Carwyn Jones said a “medium to long term” strategy has been discussed with potential investors.

The Welsh government stepped in and bought the airport in March after passenger numbers slumped.

But Mr Jones told The Wales Report with Huw Edwards they wanted someone to share the running of the airport.

He said: “What we are looking at is for a commercial operator to come in to run the airport, perhaps come into partnership with us – maybe buy half of the airport if I can put it so crudely – so the money comes back quickly.

“There’s interest out there – I have met with large operators who have that interest.” [...]

You can watch the interview with the First Minister at the beginning of The Wales Report on iPlayer.

Good relationships with operators are vital to the success of Cardiff Airport. The figures will only have a chance of dramatically picking up if there are a range of better routes on offer. Routes, routes, routes! To be clear, local fiddling with improvements to transport links will not boost the demand. We’ve stated this before on this website. Here’s a video clip explaining why:

And here’s a transcript of the video.

Express bus service from Cardiff Centre to Airport – from August

It’s superb to see this South Wales Evening Post report:

An express bus service from Cardiff to Cardiff Airport is due to get up and running in August, the First Minister has said.

A commitment to such a service was first set out by the Welsh Government in 2009, according to the Welsh Liberal Democrats.
Lib Dem AM Eluned Parrott said she was pleased to hear the August start time but expressed disappointment at how long it had been on the cards.

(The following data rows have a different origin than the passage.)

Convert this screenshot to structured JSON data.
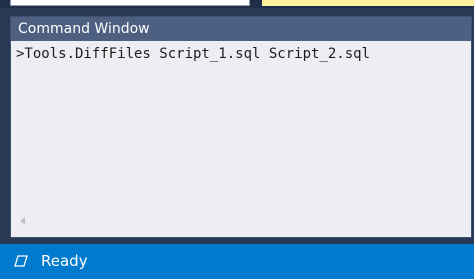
{
  "command_window": {
    "title": "Command Window",
    "lines": [
      ">Tools.DiffFiles Script_1.sql Script_2.sql"
    ]
  },
  "status_bar": {
    "text": "Ready",
    "icon": "status-window-icon",
    "background_color": "#007acc"
  },
  "colors": {
    "chrome": "#293955",
    "title_bar": "#4d6082",
    "panel": "#eeeef2",
    "highlight": "#fff29d"
  }
}
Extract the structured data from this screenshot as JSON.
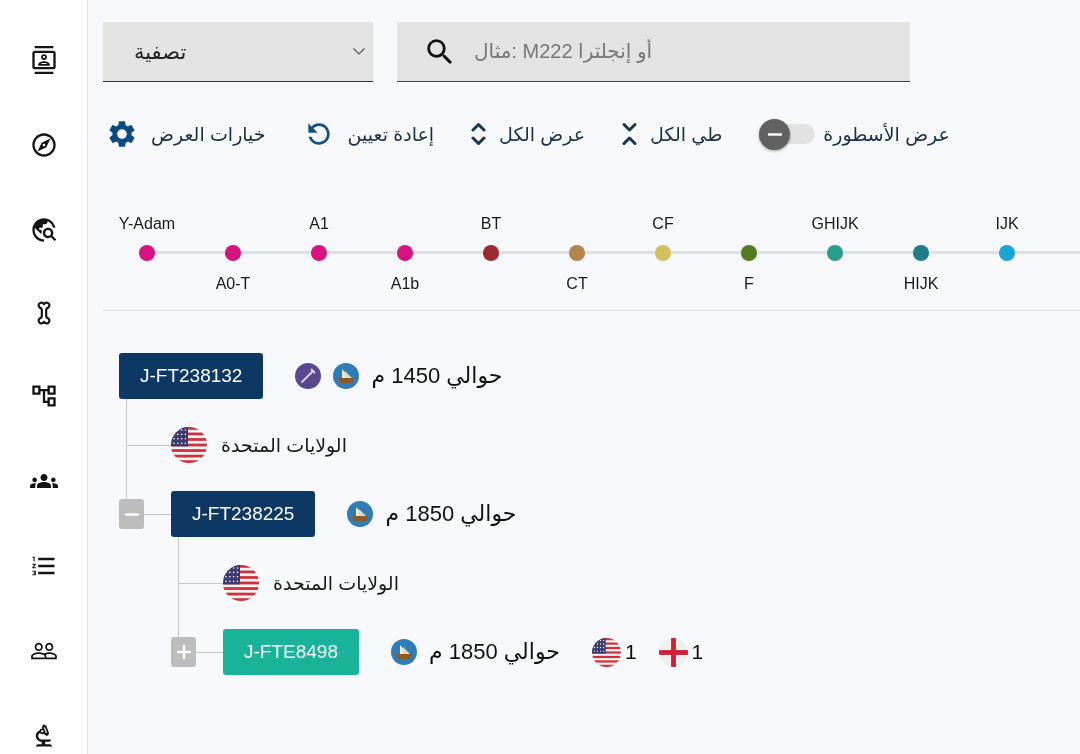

She said 1.6 million passengers used Cardiff Airport in 2009, but last year that number dipped under the million mark. [...]

You can read the full story here.

We haven’t been able to find any other references to this announcement yet, let alone any details of the frequency of services.

But if it does happen, this will more than make up for the withdrawal of the Cardiff Bus service on Sundays.

Indeed, considering all of the ideas that have been mooted for local transport to the airport, the express bus is a relatively inexpensive investment with benefits that will be seen almost straightaway.

Even with regular services, it won’t be a panacea for the airport’s problems. But it is a very good – and perhaps overdue – idea which will help to improve the experience of using Cardiff Airport for many.